I'm probably not the best one to be answering this, because I tend to be rather blunt, but no one else has replied, and I too have had these issues with family. However, I don't usually say it with a smile. I just say the issue straight and to the point. "Just the facts, ma'am." However, I have never (knocking on wood) had someone complain that I was rude. "She is receiving *whatever treatment* for *whatever reason* and per *whatever MD's* orders. I would be happy to pass the concern over to the MD during rounds." Sometimes I will ask directly "What is it that you are concerned about *this treatment*?" and if it's something I can answer I do so, or find the information to help them. And if the patient voices the refusal to me directly, I will remove *whatever is offending them* and document. Patients are allowed to refuse treatment, and I always state this. But until the patient tells me they don't want it, or it's not safe, or the MD orders it DCd, I am to continue *the treatment*, unless that family member is medical POA and the patient is unable to voice their wishes. The ones who puff up and state they are *whatever medical profession* will understand your need to document about patient's refusing treatment, unless they are not actually that profession. Which has happened more often than I care to comment.

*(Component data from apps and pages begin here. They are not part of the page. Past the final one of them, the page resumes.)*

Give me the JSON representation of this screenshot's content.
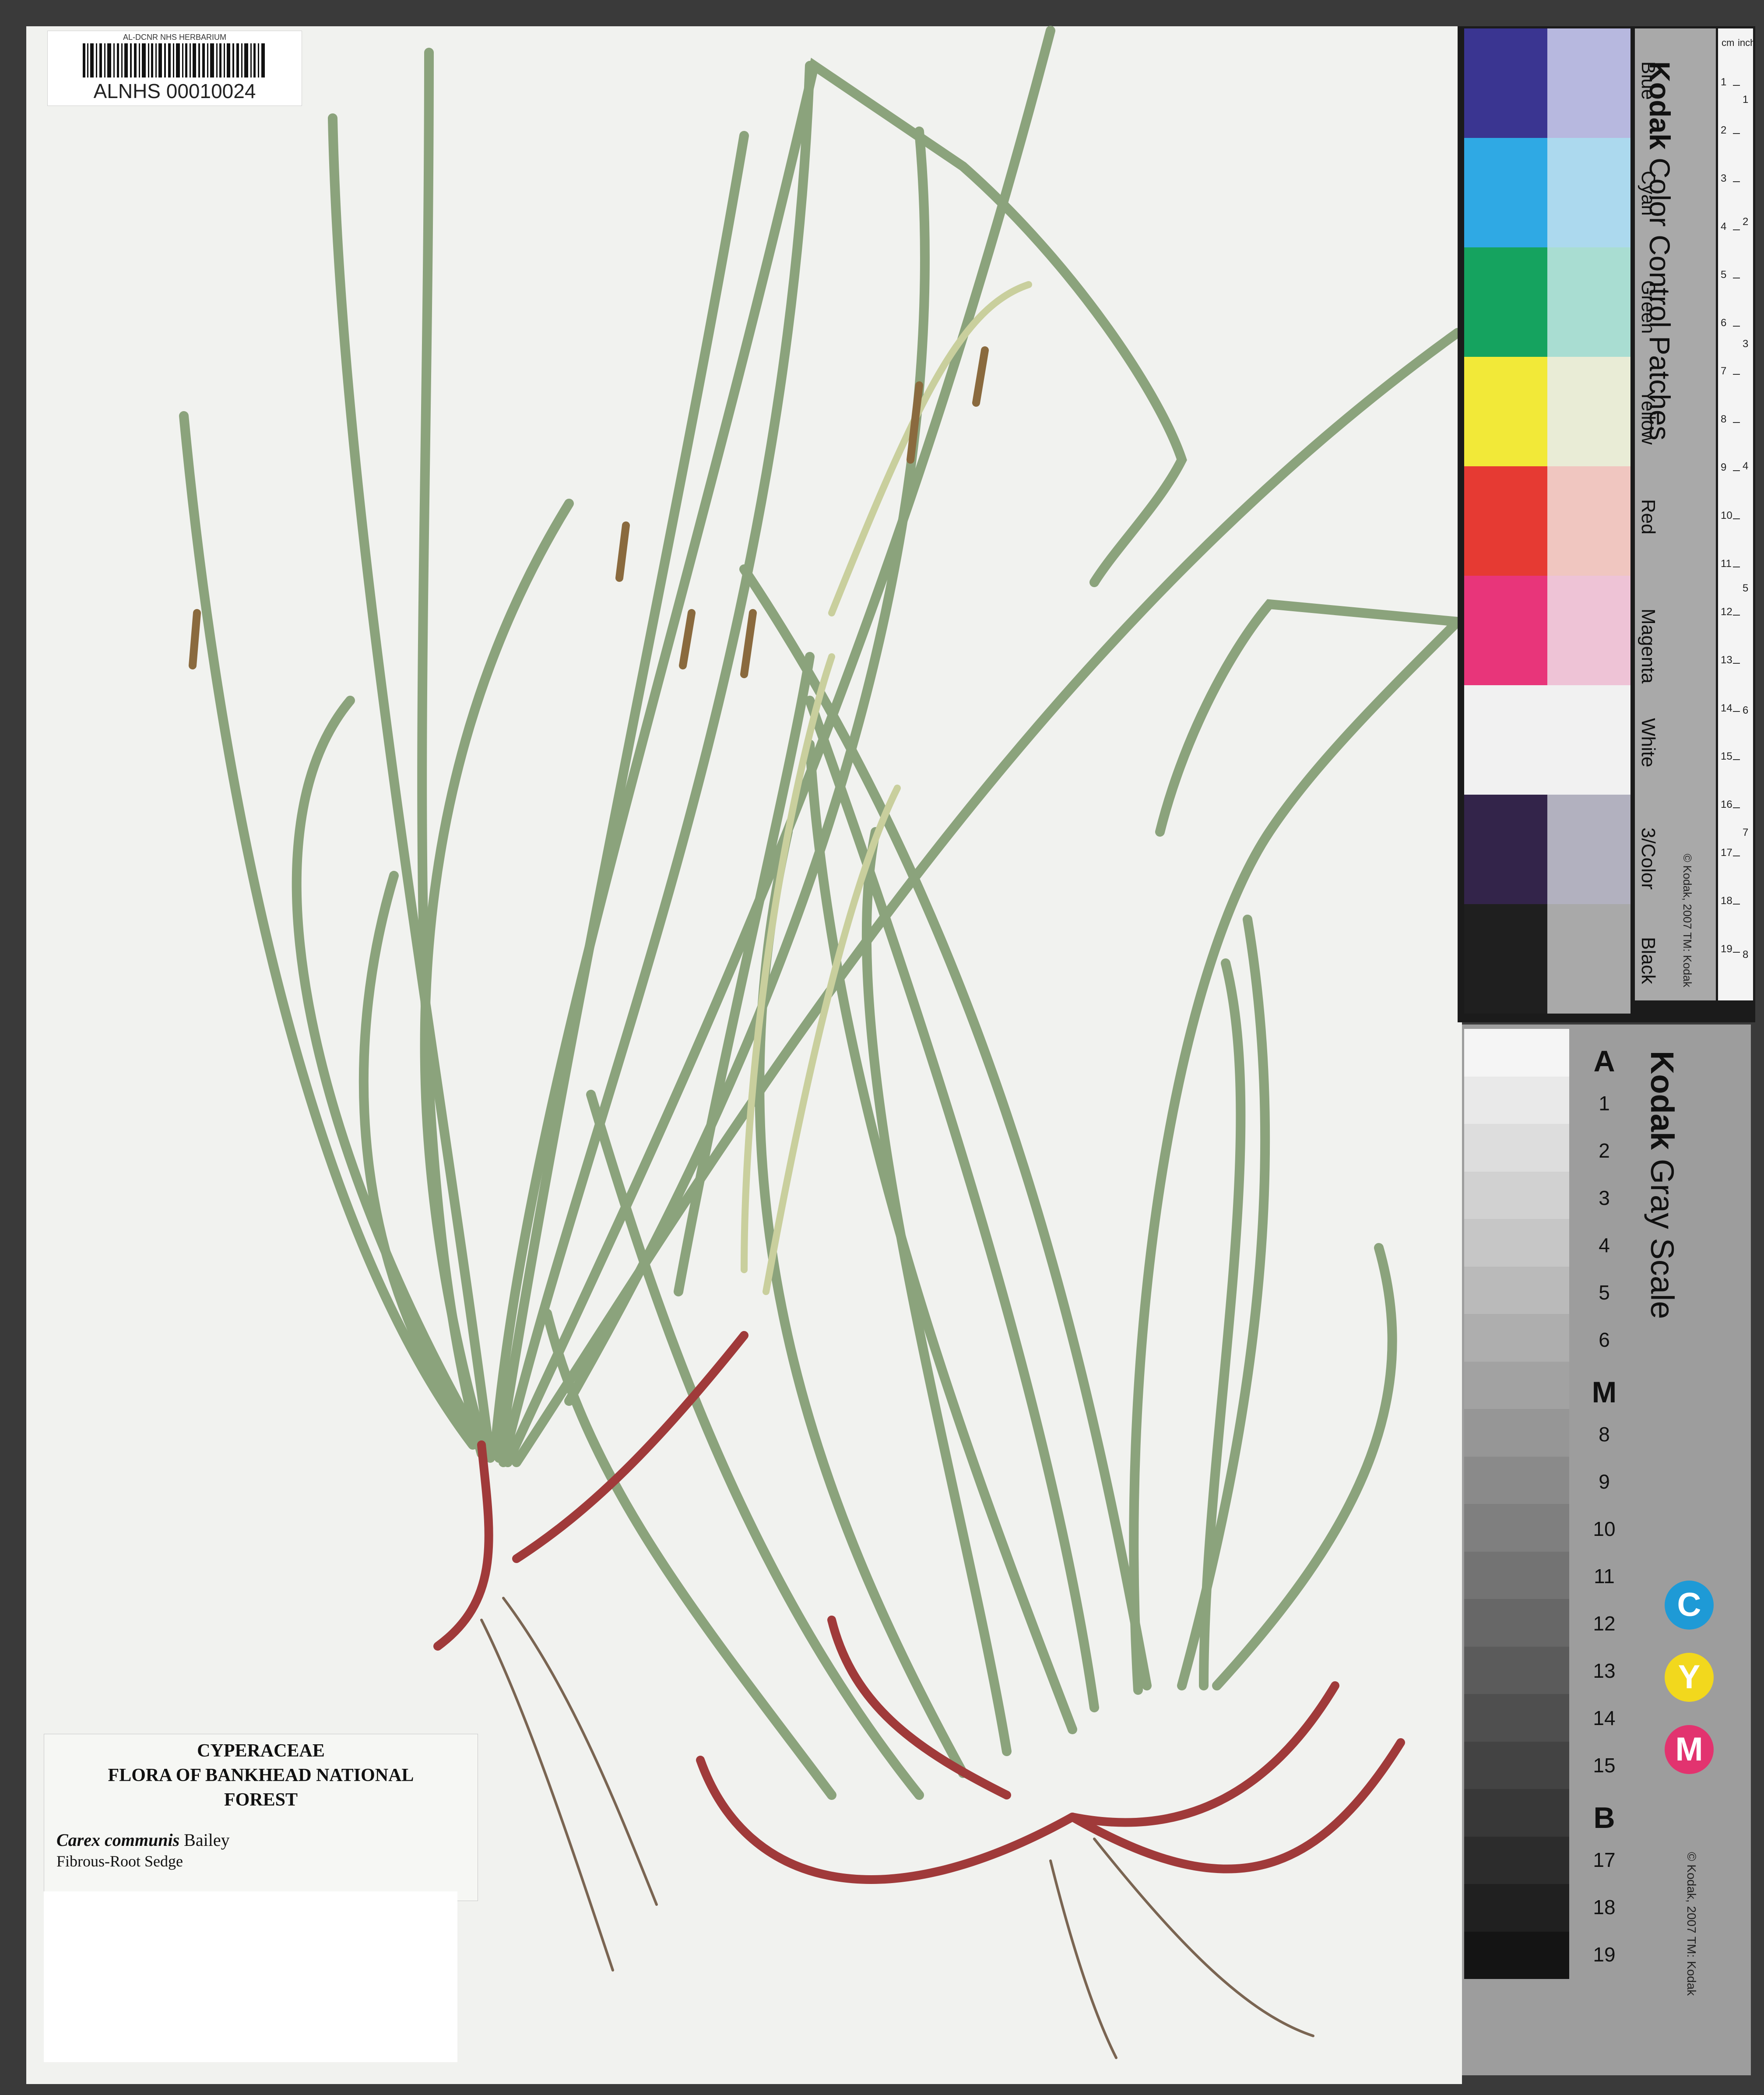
{
  "barcode": {
    "herbarium": "AL-DCNR NHS HERBARIUM",
    "catalog_number": "ALNHS 00010024"
  },
  "label": {
    "family": "CYPERACEAE",
    "flora": "FLORA OF BANKHEAD NATIONAL FOREST",
    "species": "Carex communis",
    "author": "Bailey",
    "common_name": "Fibrous-Root Sedge"
  },
  "color_card": {
    "brand": "Kodak",
    "title": "Color Control Patches",
    "patches": [
      {
        "name": "Blue",
        "dark": "#3a3591",
        "light": "#b7b8df"
      },
      {
        "name": "Cyan",
        "dark": "#2fa9e4",
        "light": "#acd9ee"
      },
      {
        "name": "Green",
        "dark": "#15a35f",
        "light": "#a9ddd2"
      },
      {
        "name": "Yellow",
        "dark": "#f2e938",
        "light": "#e9ecd6"
      },
      {
        "name": "Red",
        "dark": "#e63a33",
        "light": "#f0c6c0"
      },
      {
        "name": "Magenta",
        "dark": "#e8357a",
        "light": "#eec3d6"
      },
      {
        "name": "White",
        "dark": "#f1f1f1",
        "light": "#f1f1f1"
      },
      {
        "name": "3/Color",
        "dark": "#33244a",
        "light": "#b2b1bf"
      },
      {
        "name": "Black",
        "dark": "#1f1f1f",
        "light": "#a9a9a9"
      }
    ],
    "copyright": "© Kodak, 2007 TM: Kodak",
    "ruler_unit_top": "inches",
    "ruler_unit_cm": "cm",
    "ruler_cm": [
      "1",
      "2",
      "3",
      "4",
      "5",
      "6",
      "7",
      "8",
      "9",
      "10",
      "11",
      "12",
      "13",
      "14",
      "15",
      "16",
      "17",
      "18",
      "19"
    ],
    "ruler_inches": [
      "1",
      "2",
      "3",
      "4",
      "5",
      "6",
      "7",
      "8"
    ]
  },
  "gray_scale": {
    "brand": "Kodak",
    "title": "Gray Scale",
    "steps": [
      "A",
      "1",
      "2",
      "3",
      "4",
      "5",
      "6",
      "M",
      "8",
      "9",
      "10",
      "11",
      "12",
      "13",
      "14",
      "15",
      "B",
      "17",
      "18",
      "19"
    ],
    "cym": [
      {
        "letter": "C",
        "color": "#1e9ad6"
      },
      {
        "letter": "Y",
        "color": "#f2d81d"
      },
      {
        "letter": "M",
        "color": "#e2336f"
      }
    ],
    "copyright": "© Kodak, 2007 TM: Kodak"
  }
}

A simple example: A patient had come to us from a stay in ICU with a peripheral still intact and within date. The peripheral was not needed for current treatment, all medications were po, but still flushed well and after a day even still had blood return. A family member asked why the pt still had "that IV" and why didn't I remove it after I had checked it's viability. I said I would check if we needed it, but that it was still a good IV. I checked with the MD (he happened to be at the desk) and asked how he felt about me removing the peripheral. He told me and I explained (speaking both to the fully alert and oriented pt and the family member) that while the patient was better and no longer needed the higher level of care that the ICU offered, the pt was still medically fragile, and if an emergency happened, starting an IV would take needed time and definitely an additional hole, if not more since she was a difficult stick. (Actually what the MD answered was "if she crashes again, how fast could you start an IV on her?" I didn't state it in quite those terms to the pt.) "This is a good IV, still within date. Until it's no longer viable, it's safer to keep it intact." The patient understood, and once the pt understood, I no longer needed to discuss the matter w/ the family.